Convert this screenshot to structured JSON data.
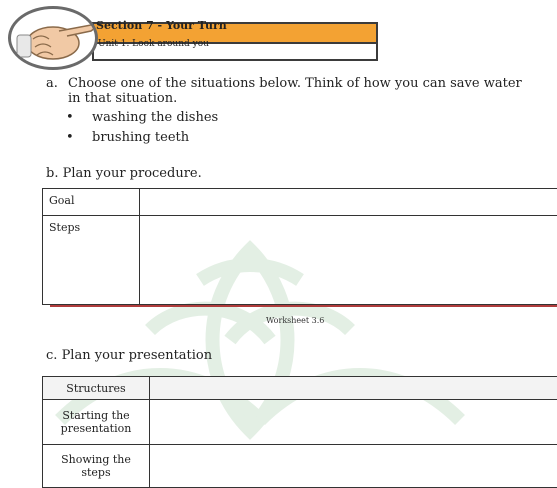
{
  "header": {
    "section_title": "Section 7 - Your Turn",
    "unit": "Unit 1. Look around you"
  },
  "part_a": {
    "marker": "a.",
    "prompt": "Choose one of the situations below. Think of how you can save water in that situation.",
    "bullets": [
      "washing the dishes",
      "brushing teeth"
    ]
  },
  "part_b": {
    "marker": "b.",
    "title": "Plan your procedure.",
    "rows": [
      {
        "label": "Goal",
        "value": ""
      },
      {
        "label": "Steps",
        "value": ""
      }
    ],
    "worksheet": "Worksheet 3.6"
  },
  "part_c": {
    "marker": "c.",
    "title": "Plan your presentation",
    "rows": [
      {
        "label": "Structures",
        "value": ""
      },
      {
        "label": "Starting the presentation",
        "value": ""
      },
      {
        "label": "Showing the steps",
        "value": ""
      }
    ]
  },
  "colors": {
    "section_bar": "#f3a233",
    "rule": "#b03c3c",
    "watermark": "#e9f3ea"
  }
}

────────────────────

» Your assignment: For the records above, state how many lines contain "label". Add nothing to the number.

» Result below: 5